From the ancient ruins of Rome, a new empire rises. But the eyes of the city's newest gladiator light up at thoughts of the Colosseum.
October 21, 2014 -- Updated 1622 GMT (0022 HKT)
Once part of Germany's largest Jewish sports club, now he's the first ISIS suspect to stand trial in a country left shocked by his alleged radicalization.
October 17, 2014 -- Updated 1411 GMT (2211 HKT)
One goal in eight matches for new club Liverpool, and dumped by the Italian national team -- Mario Balotelli has yet to shine on his English return.
October 18, 2014 -- Updated 1819 GMT (0219 HKT)
Ched Evans smiles during the Wales training session ahead of their UEFA EURO 2012 qualifier against England on March 25, 2011 in Cardiff, Wales.
Should a convicted rapist, who has served their time in prison, be allowed to resume their old job? What if that job was as a high-profile football player?
October 16, 2014 -- Updated 1247 GMT (2047 HKT)
After 10 years of golden glory, it's easy to see how Lionel Messi has taken his place among the football gods.
October 16, 2014 -- Updated 1034 GMT (1834 HKT)
A football fan wipes a tear after Inter Milan's Argentinian defender Javier Zanetti has greeted fans following the announcement of his retirement before the start of the Italian seria A football match Inter Milan vs Lazio, on May 10, 2014, in San Siro Stadium In Milan
When will the tears stop? A leading Italian football club is pursuing a new direction -- under the guidance of its new Indonesian owner.
October 13, 2014 -- Updated 2241 GMT (0641 HKT)
Norwegian 15-year-old Martin Odegaard is the youngest player ever to feature in a European Championships qualifying match.
October 10, 2014 -- Updated 1310 GMT (2110 HKT)
After revolutionizing cricket with its glitzy Twenty20 league, India has now thrown large sums of money at a new football venture.
October 2, 2014 -- Updated 1453 GMT (2253 HKT)
Get ruthless. That is Rio Ferdinand's message to soccer's authorities in the fight to tackle the scourge of racism.
September 10, 2014 -- Updated 1328 GMT (2128 HKT)
A picture taken on May 16, 2014 shows 15-year-old Norwegian footballer Martin Oedegaard of club Stroemsgodset IF cheering during a match in Drammen, Norway. Oedegaard is set to become Norways youngest player ever in the national football team.
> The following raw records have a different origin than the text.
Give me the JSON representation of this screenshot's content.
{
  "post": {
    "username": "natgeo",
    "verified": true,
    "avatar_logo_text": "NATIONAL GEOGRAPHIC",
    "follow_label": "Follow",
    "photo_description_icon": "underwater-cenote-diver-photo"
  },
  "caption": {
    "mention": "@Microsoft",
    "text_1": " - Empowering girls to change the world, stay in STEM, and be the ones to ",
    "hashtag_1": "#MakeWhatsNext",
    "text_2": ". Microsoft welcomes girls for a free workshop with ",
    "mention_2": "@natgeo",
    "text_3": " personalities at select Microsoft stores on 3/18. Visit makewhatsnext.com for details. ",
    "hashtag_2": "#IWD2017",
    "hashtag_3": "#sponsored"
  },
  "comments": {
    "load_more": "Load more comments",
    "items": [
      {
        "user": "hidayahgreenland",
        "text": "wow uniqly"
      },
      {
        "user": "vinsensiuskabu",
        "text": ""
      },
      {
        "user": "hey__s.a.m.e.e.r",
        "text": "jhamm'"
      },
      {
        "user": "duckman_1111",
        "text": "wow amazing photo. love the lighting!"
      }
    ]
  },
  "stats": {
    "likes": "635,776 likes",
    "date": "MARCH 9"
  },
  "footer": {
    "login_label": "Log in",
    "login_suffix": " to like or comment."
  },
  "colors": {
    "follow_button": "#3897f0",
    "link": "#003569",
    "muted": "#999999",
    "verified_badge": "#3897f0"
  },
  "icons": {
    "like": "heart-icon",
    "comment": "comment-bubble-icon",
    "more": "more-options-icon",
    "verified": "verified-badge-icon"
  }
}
He's just 15 and the world is seemingly already at his feet. Norway's Martin Odegaard is being sought by Europe's top clubs.
ADVERTISEMENT